My Account
Close this search box.

Baby Chicks on Board

How many chickens can you fit in an MAF airplane?

I usually ride in to the hangar with my husband, Dave. That means that when he has an early flight, unless I can find another ride, I go in early as well. I don’t particularly enjoy arriving a couple of hours early, but on this particular morning, we had an unusual flight booked and I was excited to see how it would go. When we arrived, there were already a couple of trucks waiting for us at our hanger. They were loaded with chickens. Lots of chickens. Chicks to be exact. There were boxes and boxes, each containing 100 chicks. All of the seats had been removed from our Caravan and Dave had done the calculations to determine how many boxes could fit based on space and weight limitations.

Dave Holmes and one of the fine-feathered passengers. Photo by Jill Holmes.

Before long, the boxes were unloaded from the truck and I was helping weigh them as Dave and the other pilots were busy loading them on the airplane. The sound of thousands of “cheeps” echoed in the hangar. After some quick math and careful positioning, we managed to fit 18,400 baby chicks onto the Caravan. The boxes reached the ceiling, and the pods down below were loaded as well. We were concerned about how well the chickens would do if it got cold when the plane got up to altitude, but apparently 18,400 chicks put off a lot of heat. When Dave got in the plane, the windshield had actually fogged up from their body heat. It was not only warm but noisy as well. Even with a noise-cancelling headset, he heard chirping the entire flight.

The 1-hour flight saved these fragile birds from 2 to 3 days on rough, bumpy roads–and certain death. Photo by Jill Holmes.
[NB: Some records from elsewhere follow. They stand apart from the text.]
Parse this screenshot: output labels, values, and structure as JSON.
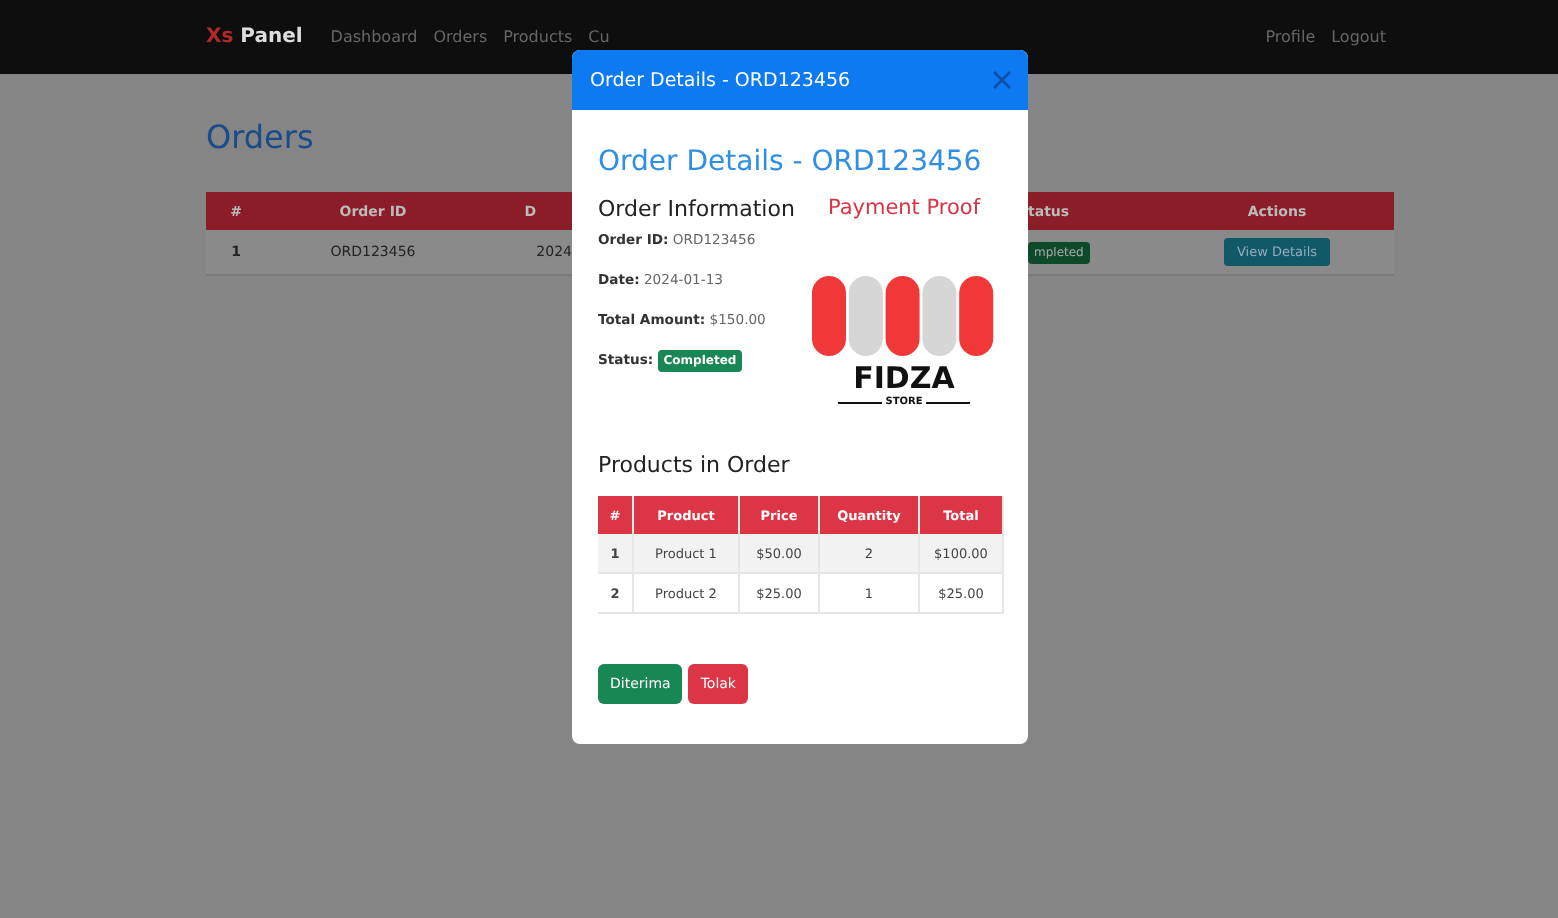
{
  "navbar": {
    "brand_prefix": "Xs",
    "brand": "Panel",
    "links": [
      {
        "label": "Dashboard"
      },
      {
        "label": "Orders"
      },
      {
        "label": "Products"
      },
      {
        "label": "Cu"
      }
    ],
    "right_links": [
      {
        "label": "Profile"
      },
      {
        "label": "Logout"
      }
    ]
  },
  "page_title": "Orders",
  "orders_table": {
    "columns": [
      "#",
      "Order ID",
      "D",
      "tatus",
      "Actions"
    ],
    "rows": [
      {
        "cells": [
          "1",
          "ORD123456",
          "2024"
        ],
        "status": "mpleted",
        "action": "View Details"
      }
    ]
  },
  "modal": {
    "title": "Order Details - ORD123456",
    "heading": "Order Details - ORD123456",
    "info_heading": "Order Information",
    "fields": [
      {
        "label": "Order ID:",
        "value": "ORD123456"
      },
      {
        "label": "Date:",
        "value": "2024-01-13"
      },
      {
        "label": "Total Amount:",
        "value": "$150.00"
      }
    ],
    "status_label": "Status:",
    "status": "Completed",
    "proof_heading": "Payment Proof",
    "logo_name": "FIDZA",
    "logo_sub": "STORE",
    "products_heading": "Products in Order",
    "products_table": {
      "columns": [
        "#",
        "Product",
        "Price",
        "Quantity",
        "Total"
      ],
      "rows": [
        [
          "1",
          "Product 1",
          "$50.00",
          "2",
          "$100.00"
        ],
        [
          "2",
          "Product 2",
          "$25.00",
          "1",
          "$25.00"
        ]
      ]
    },
    "buttons": [
      {
        "label": "Diterima",
        "kind": "accept"
      },
      {
        "label": "Tolak",
        "kind": "reject"
      }
    ]
  }
}
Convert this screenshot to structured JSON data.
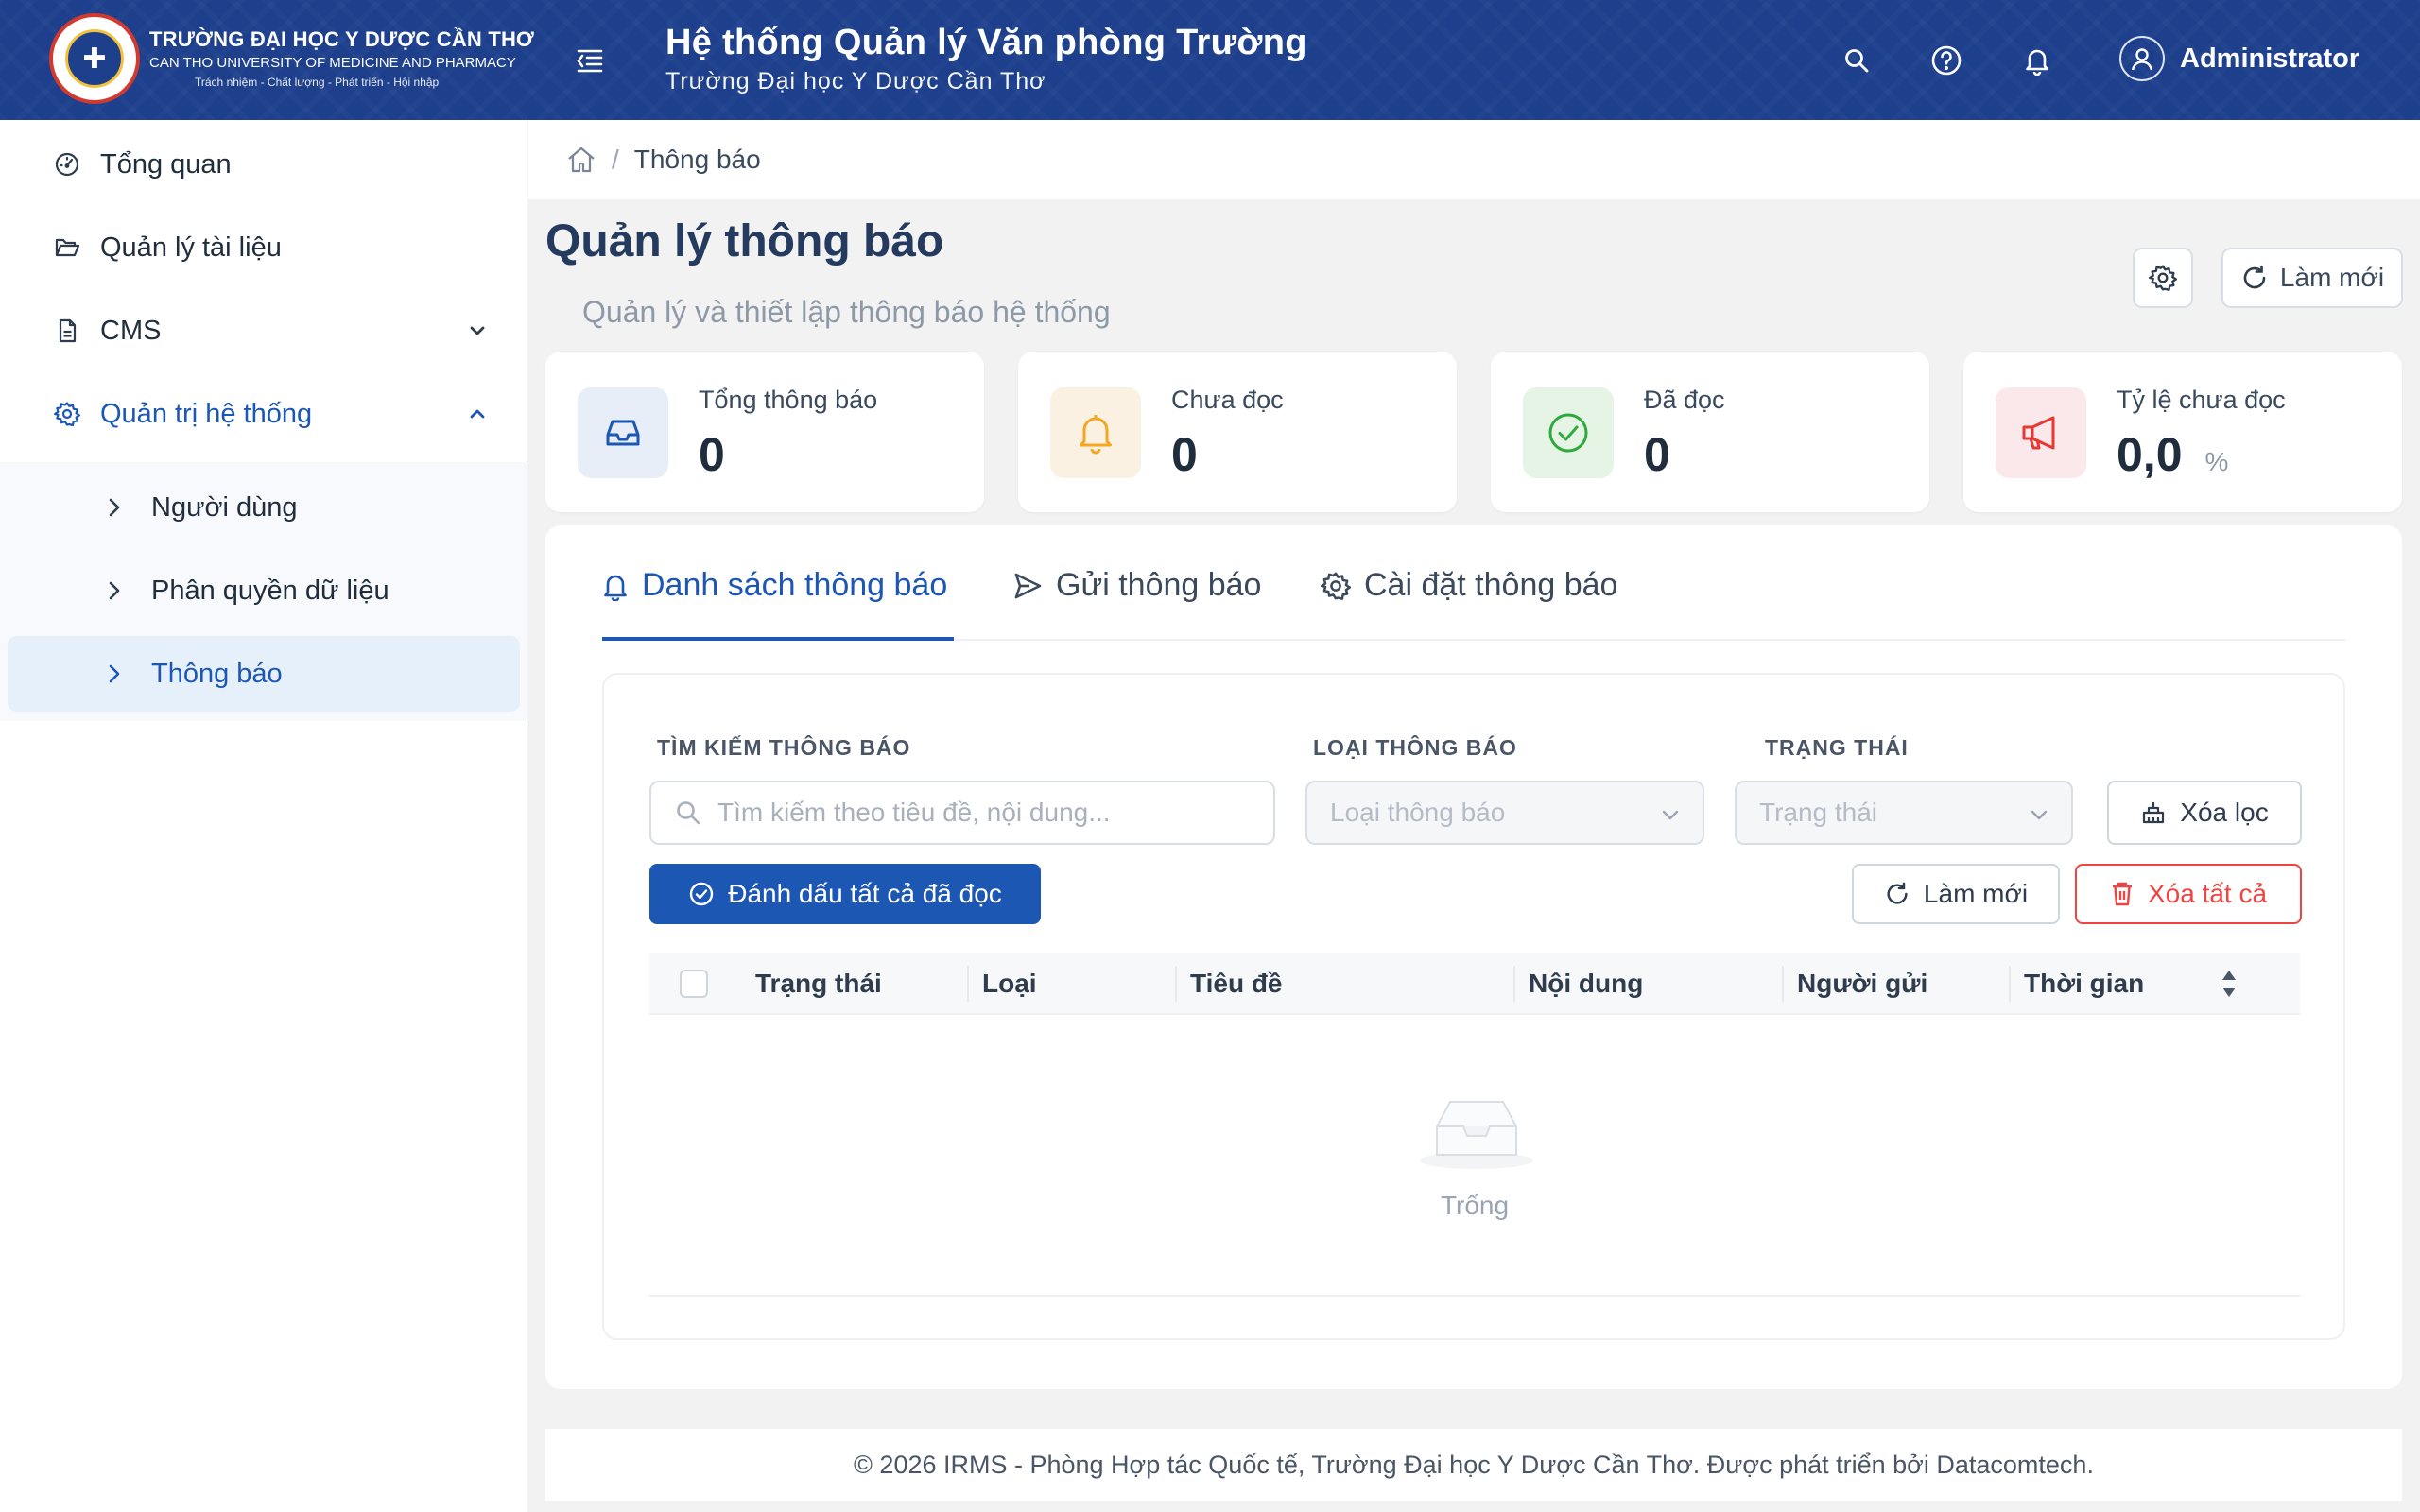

When he returned from the flight with the plane empty, my next task was the sniff test. Having been in the plane so long, he could no longer tell if the chickens had left an unpleasant odor. Fortunately, after they removed the plastic liner and vacuumed it out, our next passengers would never detect a hint of our feathered passengers. So the question is, why would chickens cross a road when they can get a lift on an MAF airplane?


Persevering in hard places

Just over a week after a devastating 7.2 magnitude earthquake rocked southwestern Haiti, MAF pilot Eric Fagerland landed in the town of Jérémie with a load of relief supplies.

Read More »

Search this Website

Notify Me of Upcoming Adventures


Share This